Throughout the house, Blatman Cohen wanted the materials to be “as raw as possible,” and gravitated toward surfaces with natural textures, such as uncut basalt slabs for the entry pathway, stone and wood floors, and marble counters. A steel staircase leads to the second-floor landing, where diffuse northern light from clerestories washes a blank concrete wall. The bedroom and bathroom doors on this level are flush with the white-painted walls, to the point of almost disappearing into them. When closed, they provide an effect Blatman Cohen describes as “a total contrast to the very open lower level.” The four bedrooms all face north, away from the garden, in order to capture views of the sea. The southern façade of the second level is blank, helping to reduce heat gain in the bedrooms and stairwell, and providing a visual contrast to the openness of the façade on the lower level.
That strong southerly sun was a key factor in placing the outdoor amenities in front of the house instead of behind it, farther from the street. “Usually, you would put the house in the front of the lot, and then the garden behind, and here it was the opposite,” Blatman Cohen says. But the client “wanted the pool on the south side, which is very warm, so the water will be very nice to be in.”
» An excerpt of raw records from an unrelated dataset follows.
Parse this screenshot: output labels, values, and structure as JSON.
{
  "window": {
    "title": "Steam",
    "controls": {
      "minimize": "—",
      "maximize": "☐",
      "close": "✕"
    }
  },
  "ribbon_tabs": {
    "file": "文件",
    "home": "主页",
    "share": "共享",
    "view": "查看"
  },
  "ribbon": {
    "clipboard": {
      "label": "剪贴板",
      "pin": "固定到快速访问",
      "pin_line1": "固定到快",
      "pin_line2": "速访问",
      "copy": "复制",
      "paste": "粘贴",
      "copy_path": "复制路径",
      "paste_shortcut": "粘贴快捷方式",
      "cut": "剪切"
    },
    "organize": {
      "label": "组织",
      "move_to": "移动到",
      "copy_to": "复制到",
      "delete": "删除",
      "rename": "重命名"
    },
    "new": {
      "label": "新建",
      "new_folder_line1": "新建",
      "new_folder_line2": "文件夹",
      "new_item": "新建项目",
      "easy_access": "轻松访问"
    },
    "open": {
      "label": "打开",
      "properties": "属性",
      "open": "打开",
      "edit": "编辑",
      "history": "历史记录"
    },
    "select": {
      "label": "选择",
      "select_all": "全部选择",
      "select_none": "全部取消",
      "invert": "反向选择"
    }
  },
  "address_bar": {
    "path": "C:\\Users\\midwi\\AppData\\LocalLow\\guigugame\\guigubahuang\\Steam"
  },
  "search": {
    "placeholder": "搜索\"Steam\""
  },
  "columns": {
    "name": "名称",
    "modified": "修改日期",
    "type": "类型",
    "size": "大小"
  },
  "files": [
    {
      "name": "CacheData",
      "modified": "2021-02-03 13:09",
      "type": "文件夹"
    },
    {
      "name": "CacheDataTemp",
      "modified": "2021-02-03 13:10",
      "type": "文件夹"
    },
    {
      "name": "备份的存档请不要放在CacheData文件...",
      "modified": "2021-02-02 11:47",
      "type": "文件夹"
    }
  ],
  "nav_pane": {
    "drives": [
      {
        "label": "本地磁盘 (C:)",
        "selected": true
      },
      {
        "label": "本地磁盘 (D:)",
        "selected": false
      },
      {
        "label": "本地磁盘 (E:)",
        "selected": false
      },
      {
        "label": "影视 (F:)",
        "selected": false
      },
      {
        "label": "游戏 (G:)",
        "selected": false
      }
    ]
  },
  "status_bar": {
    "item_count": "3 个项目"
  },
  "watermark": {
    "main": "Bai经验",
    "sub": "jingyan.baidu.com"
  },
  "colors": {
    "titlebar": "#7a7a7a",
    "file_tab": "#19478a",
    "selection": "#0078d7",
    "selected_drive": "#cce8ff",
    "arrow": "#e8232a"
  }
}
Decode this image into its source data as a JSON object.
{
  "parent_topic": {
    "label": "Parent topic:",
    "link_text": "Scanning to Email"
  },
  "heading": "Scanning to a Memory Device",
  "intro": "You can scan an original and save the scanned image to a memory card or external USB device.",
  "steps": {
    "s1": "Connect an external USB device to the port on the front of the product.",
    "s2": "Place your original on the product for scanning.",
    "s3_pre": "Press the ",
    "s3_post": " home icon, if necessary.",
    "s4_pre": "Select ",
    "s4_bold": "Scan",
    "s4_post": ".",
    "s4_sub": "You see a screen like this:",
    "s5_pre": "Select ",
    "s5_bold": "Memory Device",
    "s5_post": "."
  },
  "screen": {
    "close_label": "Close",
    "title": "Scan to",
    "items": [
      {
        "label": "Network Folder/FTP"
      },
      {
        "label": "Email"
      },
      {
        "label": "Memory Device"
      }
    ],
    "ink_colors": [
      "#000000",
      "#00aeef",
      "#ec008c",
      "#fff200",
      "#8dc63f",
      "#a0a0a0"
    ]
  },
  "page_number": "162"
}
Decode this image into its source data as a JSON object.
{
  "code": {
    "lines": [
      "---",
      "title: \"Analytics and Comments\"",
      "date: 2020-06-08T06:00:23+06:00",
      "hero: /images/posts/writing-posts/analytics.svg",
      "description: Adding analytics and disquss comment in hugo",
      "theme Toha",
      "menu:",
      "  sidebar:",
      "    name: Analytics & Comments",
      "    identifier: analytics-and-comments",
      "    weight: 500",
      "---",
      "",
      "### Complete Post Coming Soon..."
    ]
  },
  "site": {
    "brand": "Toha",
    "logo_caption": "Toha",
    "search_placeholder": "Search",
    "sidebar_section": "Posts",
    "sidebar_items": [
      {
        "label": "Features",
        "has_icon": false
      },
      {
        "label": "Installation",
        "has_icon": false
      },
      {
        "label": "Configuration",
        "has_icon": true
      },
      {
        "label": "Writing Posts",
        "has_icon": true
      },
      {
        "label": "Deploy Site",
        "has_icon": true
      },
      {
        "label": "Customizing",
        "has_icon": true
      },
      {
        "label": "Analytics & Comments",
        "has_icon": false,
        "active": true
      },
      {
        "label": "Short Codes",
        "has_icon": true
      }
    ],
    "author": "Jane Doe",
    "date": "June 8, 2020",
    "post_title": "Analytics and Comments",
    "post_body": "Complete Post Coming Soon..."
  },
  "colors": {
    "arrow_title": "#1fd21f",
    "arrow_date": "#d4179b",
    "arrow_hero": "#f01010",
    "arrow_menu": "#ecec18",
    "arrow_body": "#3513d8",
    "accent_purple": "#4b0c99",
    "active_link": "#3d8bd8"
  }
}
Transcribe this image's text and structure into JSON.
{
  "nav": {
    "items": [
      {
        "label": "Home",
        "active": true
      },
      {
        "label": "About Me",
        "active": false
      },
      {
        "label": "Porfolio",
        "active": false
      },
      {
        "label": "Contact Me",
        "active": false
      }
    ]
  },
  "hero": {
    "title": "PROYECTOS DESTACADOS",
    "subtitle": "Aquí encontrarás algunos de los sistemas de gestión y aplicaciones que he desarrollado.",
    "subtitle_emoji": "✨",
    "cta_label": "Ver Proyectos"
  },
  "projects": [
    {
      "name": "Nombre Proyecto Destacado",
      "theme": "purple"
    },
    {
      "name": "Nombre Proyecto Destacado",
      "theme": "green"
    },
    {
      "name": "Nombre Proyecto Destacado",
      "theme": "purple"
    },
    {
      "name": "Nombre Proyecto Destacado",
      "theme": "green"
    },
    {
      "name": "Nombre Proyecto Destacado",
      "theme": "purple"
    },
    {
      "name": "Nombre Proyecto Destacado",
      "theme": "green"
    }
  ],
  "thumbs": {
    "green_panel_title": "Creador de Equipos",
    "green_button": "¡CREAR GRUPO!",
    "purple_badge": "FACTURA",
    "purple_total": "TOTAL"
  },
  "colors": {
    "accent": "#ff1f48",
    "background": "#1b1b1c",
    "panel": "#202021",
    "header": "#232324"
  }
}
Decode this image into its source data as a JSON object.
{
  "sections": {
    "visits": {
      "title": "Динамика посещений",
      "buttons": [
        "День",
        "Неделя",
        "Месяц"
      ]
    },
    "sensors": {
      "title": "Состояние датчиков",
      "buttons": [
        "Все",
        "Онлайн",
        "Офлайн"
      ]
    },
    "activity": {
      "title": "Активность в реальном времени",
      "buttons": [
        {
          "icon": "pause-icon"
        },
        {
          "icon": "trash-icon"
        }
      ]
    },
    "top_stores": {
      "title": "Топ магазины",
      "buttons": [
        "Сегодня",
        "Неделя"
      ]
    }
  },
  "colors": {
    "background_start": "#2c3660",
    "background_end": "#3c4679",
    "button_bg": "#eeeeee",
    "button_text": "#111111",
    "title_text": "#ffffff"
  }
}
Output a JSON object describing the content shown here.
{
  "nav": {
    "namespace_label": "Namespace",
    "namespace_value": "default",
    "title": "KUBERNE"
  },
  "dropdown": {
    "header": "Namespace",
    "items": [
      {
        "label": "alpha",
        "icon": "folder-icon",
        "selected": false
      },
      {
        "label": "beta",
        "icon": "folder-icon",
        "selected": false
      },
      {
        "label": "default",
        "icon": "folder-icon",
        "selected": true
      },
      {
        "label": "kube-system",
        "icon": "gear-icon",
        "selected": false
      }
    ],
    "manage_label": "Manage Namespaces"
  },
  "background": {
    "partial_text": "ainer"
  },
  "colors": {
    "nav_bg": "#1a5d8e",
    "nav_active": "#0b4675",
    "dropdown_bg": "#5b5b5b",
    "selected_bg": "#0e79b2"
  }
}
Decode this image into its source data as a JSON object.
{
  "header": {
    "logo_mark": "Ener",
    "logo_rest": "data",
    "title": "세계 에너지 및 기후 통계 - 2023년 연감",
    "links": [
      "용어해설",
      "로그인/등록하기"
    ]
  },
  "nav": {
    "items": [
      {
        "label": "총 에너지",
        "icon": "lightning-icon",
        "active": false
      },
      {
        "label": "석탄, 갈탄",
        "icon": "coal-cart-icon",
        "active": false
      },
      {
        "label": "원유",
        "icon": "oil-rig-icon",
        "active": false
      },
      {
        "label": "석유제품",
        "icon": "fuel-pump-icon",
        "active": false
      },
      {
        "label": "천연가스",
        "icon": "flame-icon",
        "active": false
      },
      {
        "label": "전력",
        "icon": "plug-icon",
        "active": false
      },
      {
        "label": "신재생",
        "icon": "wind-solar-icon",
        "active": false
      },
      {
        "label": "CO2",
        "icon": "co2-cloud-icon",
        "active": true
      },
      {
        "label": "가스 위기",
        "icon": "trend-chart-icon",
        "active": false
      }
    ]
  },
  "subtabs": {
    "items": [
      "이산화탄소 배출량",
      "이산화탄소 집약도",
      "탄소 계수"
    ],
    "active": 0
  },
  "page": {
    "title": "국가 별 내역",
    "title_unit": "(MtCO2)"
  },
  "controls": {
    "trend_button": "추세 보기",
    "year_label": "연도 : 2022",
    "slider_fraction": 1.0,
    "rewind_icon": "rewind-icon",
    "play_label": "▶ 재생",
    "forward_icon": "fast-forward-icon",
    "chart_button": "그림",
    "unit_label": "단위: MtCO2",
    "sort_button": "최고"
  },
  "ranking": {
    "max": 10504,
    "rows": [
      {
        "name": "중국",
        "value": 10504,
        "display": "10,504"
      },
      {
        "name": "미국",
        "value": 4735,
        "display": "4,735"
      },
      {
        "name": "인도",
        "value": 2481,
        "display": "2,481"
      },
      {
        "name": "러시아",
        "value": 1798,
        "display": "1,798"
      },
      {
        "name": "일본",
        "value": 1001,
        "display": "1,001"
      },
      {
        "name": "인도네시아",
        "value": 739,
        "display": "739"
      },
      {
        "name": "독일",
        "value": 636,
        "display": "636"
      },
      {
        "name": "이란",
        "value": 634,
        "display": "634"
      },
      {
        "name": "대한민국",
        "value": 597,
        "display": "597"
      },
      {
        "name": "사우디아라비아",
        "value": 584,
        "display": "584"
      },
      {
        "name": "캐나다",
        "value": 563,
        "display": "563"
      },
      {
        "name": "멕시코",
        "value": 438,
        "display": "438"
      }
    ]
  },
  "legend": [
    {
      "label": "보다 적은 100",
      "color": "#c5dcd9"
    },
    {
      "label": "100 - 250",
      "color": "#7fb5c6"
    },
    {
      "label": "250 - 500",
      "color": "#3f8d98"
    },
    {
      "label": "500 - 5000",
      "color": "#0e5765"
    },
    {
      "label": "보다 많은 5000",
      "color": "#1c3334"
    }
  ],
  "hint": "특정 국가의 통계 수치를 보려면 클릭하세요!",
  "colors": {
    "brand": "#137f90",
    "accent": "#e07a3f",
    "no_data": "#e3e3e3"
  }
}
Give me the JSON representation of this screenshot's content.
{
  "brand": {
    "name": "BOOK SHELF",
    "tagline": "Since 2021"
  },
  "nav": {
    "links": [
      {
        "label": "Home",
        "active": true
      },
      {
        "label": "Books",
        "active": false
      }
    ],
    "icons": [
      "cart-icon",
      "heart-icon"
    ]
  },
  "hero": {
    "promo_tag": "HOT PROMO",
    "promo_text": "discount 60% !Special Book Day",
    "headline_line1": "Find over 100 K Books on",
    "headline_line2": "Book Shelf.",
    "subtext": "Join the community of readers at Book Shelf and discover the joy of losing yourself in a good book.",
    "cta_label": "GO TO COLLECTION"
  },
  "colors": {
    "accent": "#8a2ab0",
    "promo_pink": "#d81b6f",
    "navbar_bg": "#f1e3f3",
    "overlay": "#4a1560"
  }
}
A small backyard that runs along the north side of the house was designed as a play area for the children. And because of the transparency of the ground floor, their parents can keep an eye on them from virtually anywhere on the property, proving that maximum transparency can be found even in concrete-walled packages.